┌─ DATA FOR PROCESSING

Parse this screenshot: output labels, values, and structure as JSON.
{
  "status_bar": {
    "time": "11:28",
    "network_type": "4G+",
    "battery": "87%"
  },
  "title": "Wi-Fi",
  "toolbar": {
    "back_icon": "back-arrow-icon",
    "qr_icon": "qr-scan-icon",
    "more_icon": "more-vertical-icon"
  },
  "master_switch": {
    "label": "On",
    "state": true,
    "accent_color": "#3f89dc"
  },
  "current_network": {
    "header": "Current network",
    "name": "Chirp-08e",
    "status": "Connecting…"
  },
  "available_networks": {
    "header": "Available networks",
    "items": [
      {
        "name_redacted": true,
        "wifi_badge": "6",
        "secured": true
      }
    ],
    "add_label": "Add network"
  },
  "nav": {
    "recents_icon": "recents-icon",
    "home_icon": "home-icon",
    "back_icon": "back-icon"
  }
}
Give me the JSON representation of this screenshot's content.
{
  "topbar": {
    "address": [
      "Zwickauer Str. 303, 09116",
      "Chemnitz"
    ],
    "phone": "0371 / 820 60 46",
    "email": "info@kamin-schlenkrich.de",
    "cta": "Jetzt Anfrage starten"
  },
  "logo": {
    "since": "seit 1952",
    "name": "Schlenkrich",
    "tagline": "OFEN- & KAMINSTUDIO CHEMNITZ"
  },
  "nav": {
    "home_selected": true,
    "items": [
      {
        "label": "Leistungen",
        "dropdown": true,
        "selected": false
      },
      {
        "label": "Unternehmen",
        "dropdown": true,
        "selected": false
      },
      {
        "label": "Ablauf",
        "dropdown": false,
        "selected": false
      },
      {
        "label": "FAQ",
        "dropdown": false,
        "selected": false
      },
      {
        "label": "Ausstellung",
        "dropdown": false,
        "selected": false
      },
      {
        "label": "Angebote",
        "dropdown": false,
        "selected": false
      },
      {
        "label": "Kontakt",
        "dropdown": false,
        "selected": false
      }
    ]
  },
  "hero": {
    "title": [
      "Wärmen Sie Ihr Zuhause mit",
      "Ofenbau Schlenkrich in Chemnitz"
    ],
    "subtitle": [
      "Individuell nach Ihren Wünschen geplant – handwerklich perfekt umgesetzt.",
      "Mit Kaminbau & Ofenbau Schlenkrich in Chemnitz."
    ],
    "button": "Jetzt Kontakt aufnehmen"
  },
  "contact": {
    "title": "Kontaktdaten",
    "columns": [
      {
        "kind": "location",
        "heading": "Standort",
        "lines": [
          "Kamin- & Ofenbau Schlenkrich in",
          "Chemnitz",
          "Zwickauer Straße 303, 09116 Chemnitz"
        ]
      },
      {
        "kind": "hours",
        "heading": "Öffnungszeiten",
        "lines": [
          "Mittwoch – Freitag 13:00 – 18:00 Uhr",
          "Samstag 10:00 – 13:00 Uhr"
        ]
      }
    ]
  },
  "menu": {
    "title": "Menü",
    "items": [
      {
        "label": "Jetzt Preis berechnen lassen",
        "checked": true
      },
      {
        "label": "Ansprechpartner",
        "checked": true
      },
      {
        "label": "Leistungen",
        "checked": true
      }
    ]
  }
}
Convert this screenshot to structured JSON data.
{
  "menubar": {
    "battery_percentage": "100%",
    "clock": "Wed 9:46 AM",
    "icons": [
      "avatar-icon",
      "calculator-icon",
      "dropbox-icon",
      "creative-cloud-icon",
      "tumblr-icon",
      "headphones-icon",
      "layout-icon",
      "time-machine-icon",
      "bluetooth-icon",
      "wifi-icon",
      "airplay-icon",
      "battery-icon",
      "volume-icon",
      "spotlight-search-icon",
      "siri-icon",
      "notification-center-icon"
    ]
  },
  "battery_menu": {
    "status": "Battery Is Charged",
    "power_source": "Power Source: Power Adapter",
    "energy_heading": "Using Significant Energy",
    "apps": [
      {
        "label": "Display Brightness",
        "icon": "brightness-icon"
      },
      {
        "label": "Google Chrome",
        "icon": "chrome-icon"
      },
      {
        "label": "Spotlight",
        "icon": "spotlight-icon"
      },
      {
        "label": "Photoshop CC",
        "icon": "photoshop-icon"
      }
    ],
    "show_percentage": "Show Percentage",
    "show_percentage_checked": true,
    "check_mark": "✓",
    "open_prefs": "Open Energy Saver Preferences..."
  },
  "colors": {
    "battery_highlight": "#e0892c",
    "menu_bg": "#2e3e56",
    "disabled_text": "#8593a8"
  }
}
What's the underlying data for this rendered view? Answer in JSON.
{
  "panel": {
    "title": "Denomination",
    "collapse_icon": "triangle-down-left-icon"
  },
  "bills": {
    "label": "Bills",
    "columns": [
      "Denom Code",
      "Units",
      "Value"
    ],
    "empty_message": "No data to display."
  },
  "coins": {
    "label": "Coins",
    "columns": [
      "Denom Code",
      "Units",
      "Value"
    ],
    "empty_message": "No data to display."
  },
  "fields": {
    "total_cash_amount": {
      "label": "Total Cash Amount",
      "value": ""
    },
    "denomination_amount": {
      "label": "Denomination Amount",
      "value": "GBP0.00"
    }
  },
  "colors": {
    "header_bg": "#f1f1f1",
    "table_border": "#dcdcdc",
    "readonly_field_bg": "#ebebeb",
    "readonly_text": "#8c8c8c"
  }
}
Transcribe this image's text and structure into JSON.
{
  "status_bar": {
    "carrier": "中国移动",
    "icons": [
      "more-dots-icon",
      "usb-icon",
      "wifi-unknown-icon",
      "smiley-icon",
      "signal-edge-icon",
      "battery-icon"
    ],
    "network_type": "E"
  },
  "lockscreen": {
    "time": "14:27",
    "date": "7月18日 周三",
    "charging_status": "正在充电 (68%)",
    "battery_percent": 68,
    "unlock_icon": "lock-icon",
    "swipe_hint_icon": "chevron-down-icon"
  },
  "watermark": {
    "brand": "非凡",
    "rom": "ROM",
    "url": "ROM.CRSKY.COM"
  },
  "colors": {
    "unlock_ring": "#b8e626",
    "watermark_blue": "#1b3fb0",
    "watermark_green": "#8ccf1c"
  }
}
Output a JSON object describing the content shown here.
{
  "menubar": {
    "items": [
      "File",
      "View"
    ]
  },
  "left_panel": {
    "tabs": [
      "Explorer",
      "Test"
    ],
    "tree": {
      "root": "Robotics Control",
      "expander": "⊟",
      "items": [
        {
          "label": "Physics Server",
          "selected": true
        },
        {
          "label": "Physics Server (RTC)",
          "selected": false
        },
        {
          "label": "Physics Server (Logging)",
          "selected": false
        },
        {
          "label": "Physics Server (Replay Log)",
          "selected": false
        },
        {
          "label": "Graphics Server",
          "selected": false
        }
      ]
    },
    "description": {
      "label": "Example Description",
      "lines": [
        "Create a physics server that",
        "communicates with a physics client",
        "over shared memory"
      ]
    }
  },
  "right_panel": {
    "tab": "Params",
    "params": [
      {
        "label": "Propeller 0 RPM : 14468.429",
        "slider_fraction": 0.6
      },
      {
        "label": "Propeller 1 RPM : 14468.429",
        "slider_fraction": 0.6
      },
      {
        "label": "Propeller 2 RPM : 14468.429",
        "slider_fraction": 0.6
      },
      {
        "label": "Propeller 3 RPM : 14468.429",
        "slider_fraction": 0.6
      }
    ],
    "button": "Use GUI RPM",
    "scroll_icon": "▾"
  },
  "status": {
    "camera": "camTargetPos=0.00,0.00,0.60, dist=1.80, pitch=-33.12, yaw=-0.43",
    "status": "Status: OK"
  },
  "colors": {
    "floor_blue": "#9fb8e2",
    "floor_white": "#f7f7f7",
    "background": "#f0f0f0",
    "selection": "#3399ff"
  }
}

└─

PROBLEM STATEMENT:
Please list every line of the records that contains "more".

TASK RESULT:
    "more_icon": "more-vertical-icon"
      "more-dots-icon",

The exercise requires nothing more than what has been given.